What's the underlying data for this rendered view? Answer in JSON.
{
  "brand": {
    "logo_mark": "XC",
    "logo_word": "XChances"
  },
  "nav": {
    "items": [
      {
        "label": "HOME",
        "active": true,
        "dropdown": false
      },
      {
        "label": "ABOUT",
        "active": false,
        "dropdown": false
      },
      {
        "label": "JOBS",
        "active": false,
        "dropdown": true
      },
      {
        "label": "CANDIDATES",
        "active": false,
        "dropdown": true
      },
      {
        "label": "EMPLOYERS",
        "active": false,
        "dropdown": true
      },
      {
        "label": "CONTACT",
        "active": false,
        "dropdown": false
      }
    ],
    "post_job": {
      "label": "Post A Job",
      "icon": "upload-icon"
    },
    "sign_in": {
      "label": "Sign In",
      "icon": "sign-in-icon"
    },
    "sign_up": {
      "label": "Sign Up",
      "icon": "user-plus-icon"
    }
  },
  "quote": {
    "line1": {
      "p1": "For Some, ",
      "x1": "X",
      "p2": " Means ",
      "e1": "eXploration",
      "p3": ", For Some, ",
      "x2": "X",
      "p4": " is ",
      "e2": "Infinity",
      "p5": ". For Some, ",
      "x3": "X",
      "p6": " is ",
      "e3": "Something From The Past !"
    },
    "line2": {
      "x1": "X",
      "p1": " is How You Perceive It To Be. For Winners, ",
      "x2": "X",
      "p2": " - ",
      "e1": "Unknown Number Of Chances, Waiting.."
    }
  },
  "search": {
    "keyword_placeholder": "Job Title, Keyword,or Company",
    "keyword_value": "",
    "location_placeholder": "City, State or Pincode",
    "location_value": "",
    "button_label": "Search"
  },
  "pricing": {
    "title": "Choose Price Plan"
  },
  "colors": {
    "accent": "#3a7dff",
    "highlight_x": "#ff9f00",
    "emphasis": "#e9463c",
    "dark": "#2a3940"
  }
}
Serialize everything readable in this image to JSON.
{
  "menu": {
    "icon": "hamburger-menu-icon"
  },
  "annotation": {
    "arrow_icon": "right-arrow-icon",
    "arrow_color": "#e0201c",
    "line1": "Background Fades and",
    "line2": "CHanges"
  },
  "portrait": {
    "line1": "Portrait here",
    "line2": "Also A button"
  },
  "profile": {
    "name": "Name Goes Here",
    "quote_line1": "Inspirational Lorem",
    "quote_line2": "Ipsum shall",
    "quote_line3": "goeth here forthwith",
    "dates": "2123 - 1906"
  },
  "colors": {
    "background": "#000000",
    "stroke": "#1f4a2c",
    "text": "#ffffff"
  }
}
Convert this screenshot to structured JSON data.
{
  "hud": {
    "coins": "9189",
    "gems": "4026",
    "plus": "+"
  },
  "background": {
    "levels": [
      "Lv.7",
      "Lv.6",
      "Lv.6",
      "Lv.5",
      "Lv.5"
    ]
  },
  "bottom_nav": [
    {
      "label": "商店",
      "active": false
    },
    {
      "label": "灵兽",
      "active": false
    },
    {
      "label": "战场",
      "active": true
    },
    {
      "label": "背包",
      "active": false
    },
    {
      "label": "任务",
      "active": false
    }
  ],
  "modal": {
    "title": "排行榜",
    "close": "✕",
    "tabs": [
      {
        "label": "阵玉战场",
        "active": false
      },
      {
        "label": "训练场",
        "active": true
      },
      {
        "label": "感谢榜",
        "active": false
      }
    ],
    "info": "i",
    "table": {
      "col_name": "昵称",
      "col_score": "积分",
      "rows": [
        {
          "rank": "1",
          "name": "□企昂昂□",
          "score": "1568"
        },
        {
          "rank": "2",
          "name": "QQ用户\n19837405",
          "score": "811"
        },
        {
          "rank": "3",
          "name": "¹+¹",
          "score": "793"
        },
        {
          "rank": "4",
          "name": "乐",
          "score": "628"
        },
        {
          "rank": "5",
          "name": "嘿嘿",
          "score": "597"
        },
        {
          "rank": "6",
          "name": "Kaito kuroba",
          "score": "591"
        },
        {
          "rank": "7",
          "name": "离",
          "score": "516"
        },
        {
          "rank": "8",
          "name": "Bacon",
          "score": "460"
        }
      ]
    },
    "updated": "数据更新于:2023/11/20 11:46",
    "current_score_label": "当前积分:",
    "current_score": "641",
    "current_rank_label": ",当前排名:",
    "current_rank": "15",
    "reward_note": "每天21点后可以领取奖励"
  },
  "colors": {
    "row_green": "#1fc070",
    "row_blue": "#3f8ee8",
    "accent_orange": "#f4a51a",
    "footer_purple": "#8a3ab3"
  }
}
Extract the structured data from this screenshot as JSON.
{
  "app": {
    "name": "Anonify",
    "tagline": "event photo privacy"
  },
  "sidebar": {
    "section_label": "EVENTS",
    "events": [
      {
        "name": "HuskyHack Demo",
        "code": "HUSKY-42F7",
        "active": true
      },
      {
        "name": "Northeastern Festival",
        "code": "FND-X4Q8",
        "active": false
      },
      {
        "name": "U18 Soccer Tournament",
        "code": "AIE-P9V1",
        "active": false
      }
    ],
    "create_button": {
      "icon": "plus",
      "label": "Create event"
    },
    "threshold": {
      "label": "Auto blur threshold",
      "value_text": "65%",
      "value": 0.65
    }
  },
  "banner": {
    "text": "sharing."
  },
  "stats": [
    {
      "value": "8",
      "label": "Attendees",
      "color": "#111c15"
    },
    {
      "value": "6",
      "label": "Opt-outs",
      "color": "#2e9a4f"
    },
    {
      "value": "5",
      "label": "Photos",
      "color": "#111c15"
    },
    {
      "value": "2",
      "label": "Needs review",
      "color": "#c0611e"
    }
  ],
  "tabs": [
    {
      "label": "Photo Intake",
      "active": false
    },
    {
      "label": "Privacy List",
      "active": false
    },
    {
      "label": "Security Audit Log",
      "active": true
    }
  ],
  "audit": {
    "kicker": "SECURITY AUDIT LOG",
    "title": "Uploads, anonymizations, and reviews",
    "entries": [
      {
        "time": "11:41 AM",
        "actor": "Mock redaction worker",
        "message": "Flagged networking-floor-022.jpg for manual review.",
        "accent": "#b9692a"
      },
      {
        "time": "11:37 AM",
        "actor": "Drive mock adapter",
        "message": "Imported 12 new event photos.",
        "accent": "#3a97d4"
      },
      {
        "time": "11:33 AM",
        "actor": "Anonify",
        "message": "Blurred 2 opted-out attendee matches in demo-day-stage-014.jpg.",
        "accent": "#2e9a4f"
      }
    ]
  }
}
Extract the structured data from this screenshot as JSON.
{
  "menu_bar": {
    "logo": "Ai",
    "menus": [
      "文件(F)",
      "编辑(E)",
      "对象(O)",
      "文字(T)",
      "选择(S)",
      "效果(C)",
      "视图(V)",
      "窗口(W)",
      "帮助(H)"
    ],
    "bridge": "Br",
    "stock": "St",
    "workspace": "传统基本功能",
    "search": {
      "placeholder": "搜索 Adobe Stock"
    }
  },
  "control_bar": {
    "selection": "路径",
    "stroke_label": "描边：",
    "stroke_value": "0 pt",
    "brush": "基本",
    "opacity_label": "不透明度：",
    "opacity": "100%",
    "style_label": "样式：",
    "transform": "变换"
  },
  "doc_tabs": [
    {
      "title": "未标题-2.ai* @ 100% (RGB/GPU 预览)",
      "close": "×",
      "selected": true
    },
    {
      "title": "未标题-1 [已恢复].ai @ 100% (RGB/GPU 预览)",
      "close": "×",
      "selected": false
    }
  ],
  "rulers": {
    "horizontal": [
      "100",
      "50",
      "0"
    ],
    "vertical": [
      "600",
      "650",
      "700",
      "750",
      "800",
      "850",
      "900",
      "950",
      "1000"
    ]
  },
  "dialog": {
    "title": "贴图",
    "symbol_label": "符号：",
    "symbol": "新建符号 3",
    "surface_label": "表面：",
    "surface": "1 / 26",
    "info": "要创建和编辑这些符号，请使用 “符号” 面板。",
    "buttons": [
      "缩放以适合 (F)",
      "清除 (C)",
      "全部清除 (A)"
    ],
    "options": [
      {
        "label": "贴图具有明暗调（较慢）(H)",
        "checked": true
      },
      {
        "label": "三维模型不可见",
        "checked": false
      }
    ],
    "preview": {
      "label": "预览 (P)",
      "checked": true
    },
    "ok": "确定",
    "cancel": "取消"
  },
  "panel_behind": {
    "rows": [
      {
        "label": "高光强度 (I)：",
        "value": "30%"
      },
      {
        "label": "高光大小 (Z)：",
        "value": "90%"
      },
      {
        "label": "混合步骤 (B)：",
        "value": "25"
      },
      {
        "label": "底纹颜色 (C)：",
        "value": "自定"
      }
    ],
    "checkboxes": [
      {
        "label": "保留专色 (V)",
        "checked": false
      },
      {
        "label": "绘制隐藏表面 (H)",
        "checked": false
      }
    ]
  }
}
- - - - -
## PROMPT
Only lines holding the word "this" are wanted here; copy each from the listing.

## EXPECTED ANSWER
What's the underlying data for this rendered view? Answer in JSON.
Serialize everything readable in this image to JSON.
Convert this screenshot to structured JSON data.
Extract the structured data from this screenshot as JSON.
Extract the structured data from this screenshot as JSON.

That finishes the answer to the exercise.